══ Given entries ══

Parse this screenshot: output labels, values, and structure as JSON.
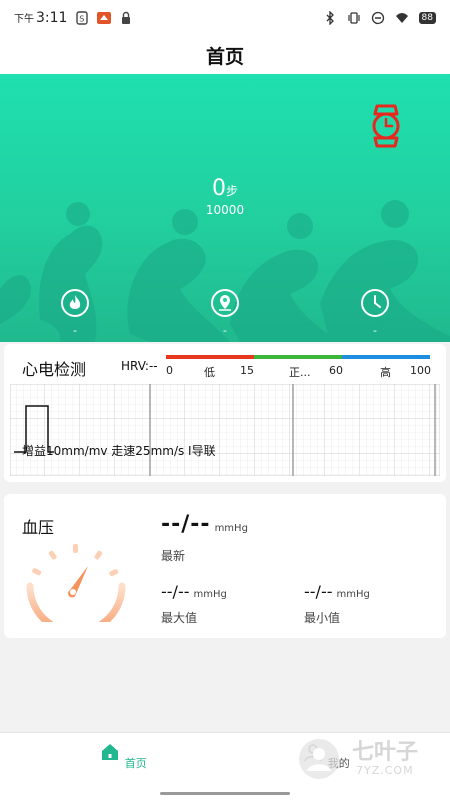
{
  "status_bar": {
    "period": "下午",
    "time": "3:11",
    "battery": "88"
  },
  "title": "首页",
  "hero": {
    "steps": "0",
    "steps_unit": "步",
    "goal": "10000",
    "metrics": [
      {
        "icon": "flame-icon",
        "value": "-"
      },
      {
        "icon": "location-pin-icon",
        "value": "-"
      },
      {
        "icon": "clock-icon",
        "value": "-"
      }
    ]
  },
  "ecg": {
    "title": "心电检测",
    "hrv_label": "HRV:--",
    "range_colors": [
      "#e8371f",
      "#3cb73c",
      "#1e8fe0"
    ],
    "range_labels": [
      "0",
      "低",
      "15",
      "正...",
      "60",
      "高",
      "100"
    ],
    "gain_text": "增益10mm/mv 走速25mm/s Ⅰ导联"
  },
  "blood_pressure": {
    "title": "血压",
    "latest_value": "--/--",
    "latest_unit": "mmHg",
    "latest_label": "最新",
    "max_value": "--/--",
    "max_unit": "mmHg",
    "max_label": "最大值",
    "min_value": "--/--",
    "min_unit": "mmHg",
    "min_label": "最小值"
  },
  "nav": {
    "home_label": "首页",
    "mine_label": "我的"
  },
  "watermark": {
    "text": "七叶子",
    "sub": "7YZ.COM"
  },
  "colors": {
    "accent": "#21cf9f",
    "watch": "#e8271f",
    "gauge": "#f9a878"
  }
}
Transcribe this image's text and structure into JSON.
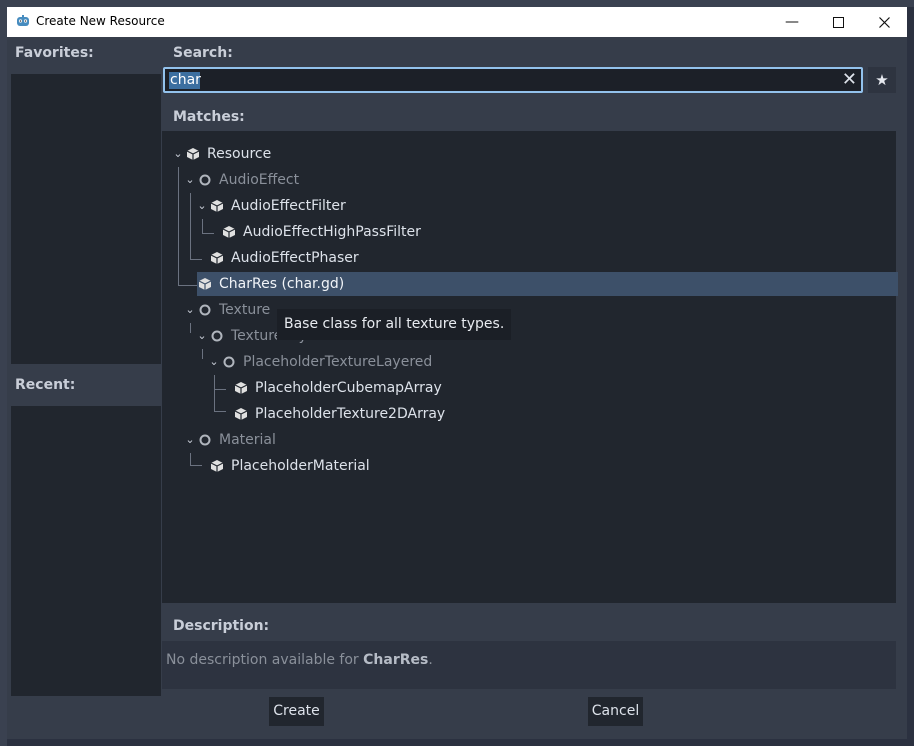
{
  "window": {
    "title": "Create New Resource"
  },
  "labels": {
    "favorites": "Favorites:",
    "recent": "Recent:",
    "search": "Search:",
    "matches": "Matches:",
    "description": "Description:"
  },
  "search": {
    "value": "char"
  },
  "tree": {
    "items": [
      {
        "label": "Resource",
        "icon": "box-icon",
        "abstract": false,
        "expanded": true
      },
      {
        "label": "AudioEffect",
        "icon": "circle-icon",
        "abstract": true,
        "expanded": true
      },
      {
        "label": "AudioEffectFilter",
        "icon": "box-icon",
        "abstract": false,
        "expanded": true
      },
      {
        "label": "AudioEffectHighPassFilter",
        "icon": "box-icon",
        "abstract": false
      },
      {
        "label": "AudioEffectPhaser",
        "icon": "box-icon",
        "abstract": false
      },
      {
        "label": "CharRes (char.gd)",
        "icon": "box-icon",
        "abstract": false,
        "selected": true
      },
      {
        "label": "Texture",
        "icon": "circle-icon",
        "abstract": true,
        "expanded": true
      },
      {
        "label": "TextureLayered",
        "icon": "circle-icon",
        "abstract": true,
        "expanded": true
      },
      {
        "label": "PlaceholderTextureLayered",
        "icon": "circle-icon",
        "abstract": true,
        "expanded": true
      },
      {
        "label": "PlaceholderCubemapArray",
        "icon": "box-icon",
        "abstract": false
      },
      {
        "label": "PlaceholderTexture2DArray",
        "icon": "box-icon",
        "abstract": false
      },
      {
        "label": "Material",
        "icon": "circle-icon",
        "abstract": true,
        "expanded": true
      },
      {
        "label": "PlaceholderMaterial",
        "icon": "box-icon",
        "abstract": false
      }
    ]
  },
  "tooltip": {
    "text": "Base class for all texture types."
  },
  "description": {
    "prefix": "No description available for ",
    "name": "CharRes",
    "suffix": "."
  },
  "buttons": {
    "create": "Create",
    "cancel": "Cancel"
  },
  "colors": {
    "accent": "#93c2ec",
    "selection": "#3d5069",
    "panel": "#21262e",
    "background": "#363d4a"
  }
}
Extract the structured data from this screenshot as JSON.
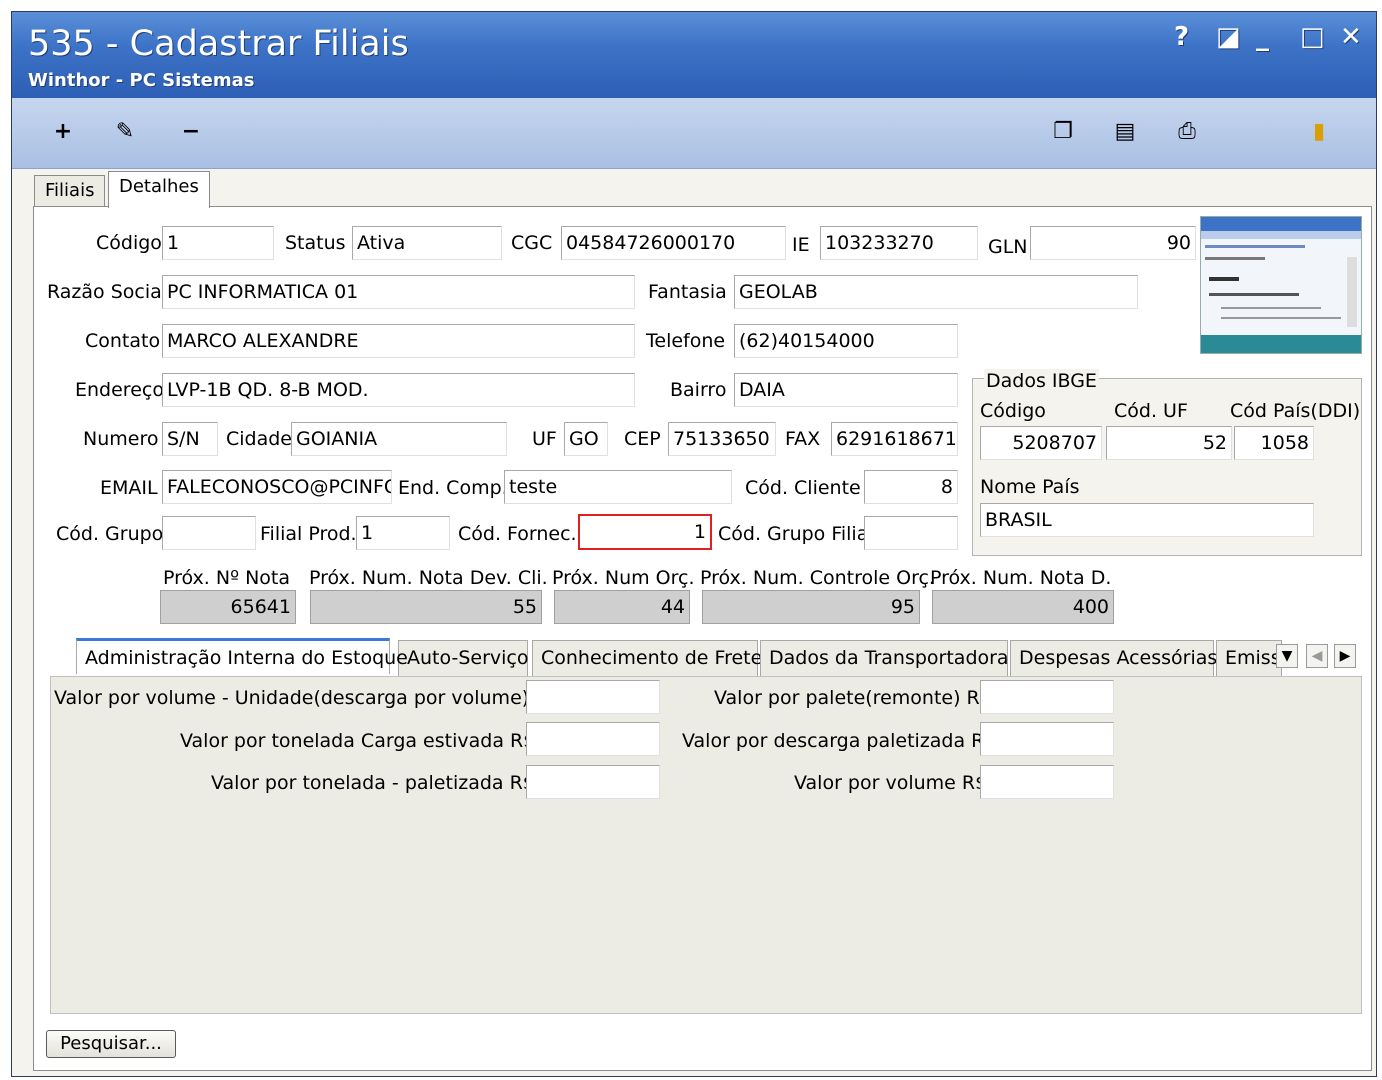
{
  "window": {
    "title": "535 - Cadastrar Filiais",
    "subtitle": "Winthor - PC Sistemas",
    "help": "?",
    "restore": "◪",
    "minimize": "_",
    "maximize": "□",
    "close": "✕"
  },
  "toolbar": {
    "add": "+",
    "edit": "✎",
    "remove": "−",
    "copy": "❐",
    "notes": "▤",
    "print": "⎙",
    "exit": "▮"
  },
  "top_tabs": [
    "Filiais",
    "Detalhes"
  ],
  "form": {
    "codigo_label": "Código",
    "codigo": "1",
    "status_label": "Status",
    "status": "Ativa",
    "cgc_label": "CGC",
    "cgc": "04584726000170",
    "ie_label": "IE",
    "ie": "103233270",
    "gln_label": "GLN",
    "gln": "90",
    "razao_label": "Razão Social",
    "razao": "PC INFORMATICA 01",
    "fantasia_label": "Fantasia",
    "fantasia": "GEOLAB",
    "contato_label": "Contato",
    "contato": "MARCO ALEXANDRE",
    "telefone_label": "Telefone",
    "telefone": "(62)40154000",
    "endereco_label": "Endereço",
    "endereco": "LVP-1B QD. 8-B MOD.",
    "bairro_label": "Bairro",
    "bairro": "DAIA",
    "numero_label": "Numero",
    "numero": "S/N",
    "cidade_label": "Cidade",
    "cidade": "GOIANIA",
    "uf_label": "UF",
    "uf": "GO",
    "cep_label": "CEP",
    "cep": "75133650",
    "fax_label": "FAX",
    "fax": "6291618671",
    "email_label": "EMAIL",
    "email": "FALECONOSCO@PCINFOI",
    "endcomp_label": "End. Comp.",
    "endcomp": "teste",
    "codcliente_label": "Cód. Cliente",
    "codcliente": "8",
    "codgrupo_label": "Cód. Grupo",
    "codgrupo": "",
    "filialprod_label": "Filial Prod.",
    "filialprod": "1",
    "codfornec_label": "Cód. Fornec.",
    "codfornec": "1",
    "codgrupofilial_label": "Cód. Grupo Filial",
    "codgrupofilial": ""
  },
  "ibge": {
    "title": "Dados IBGE",
    "codigo_label": "Código",
    "codigo": "5208707",
    "coduf_label": "Cód. UF",
    "coduf": "52",
    "codpais_label": "Cód País(DDI)",
    "codpais": "1058",
    "nomepais_label": "Nome País",
    "nomepais": "BRASIL"
  },
  "counters": {
    "prox_nota_label": "Próx. Nº Nota",
    "prox_nota": "65641",
    "prox_dev_label": "Próx. Num. Nota Dev. Cli.",
    "prox_dev": "55",
    "prox_orc_label": "Próx. Num Orç.",
    "prox_orc": "44",
    "prox_ctrl_label": "Próx. Num. Controle Orç.",
    "prox_ctrl": "95",
    "prox_d_label": "Próx. Num. Nota D.",
    "prox_d": "400"
  },
  "inner_tabs": [
    "Administração Interna do Estoque",
    "Auto-Serviço",
    "Conhecimento de Frete",
    "Dados da Transportadora",
    "Despesas Acessórias",
    "Emiss"
  ],
  "inner_nav": {
    "down": "▼",
    "left": "◀",
    "right": "▶"
  },
  "estoque": {
    "valor_volume_unidade_label": "Valor por volume - Unidade(descarga por volume)R$:",
    "valor_tonelada_estivada_label": "Valor por tonelada Carga estivada R$:",
    "valor_tonelada_paletizada_label": "Valor por tonelada - paletizada R$:",
    "valor_palete_label": "Valor por palete(remonte) R$:",
    "valor_descarga_paletizada_label": "Valor por descarga paletizada R$:",
    "valor_volume_label": "Valor por volume R$:"
  },
  "pesquisar": "Pesquisar..."
}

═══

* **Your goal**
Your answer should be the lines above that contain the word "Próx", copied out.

* **Solution for this task**
    "prox_nota_label": "Próx. Nº Nota",
    "prox_dev_label": "Próx. Num. Nota Dev. Cli.",
    "prox_orc_label": "Próx. Num Orç.",
    "prox_ctrl_label": "Próx. Num. Controle Orç.",
    "prox_d_label": "Próx. Num. Nota D.",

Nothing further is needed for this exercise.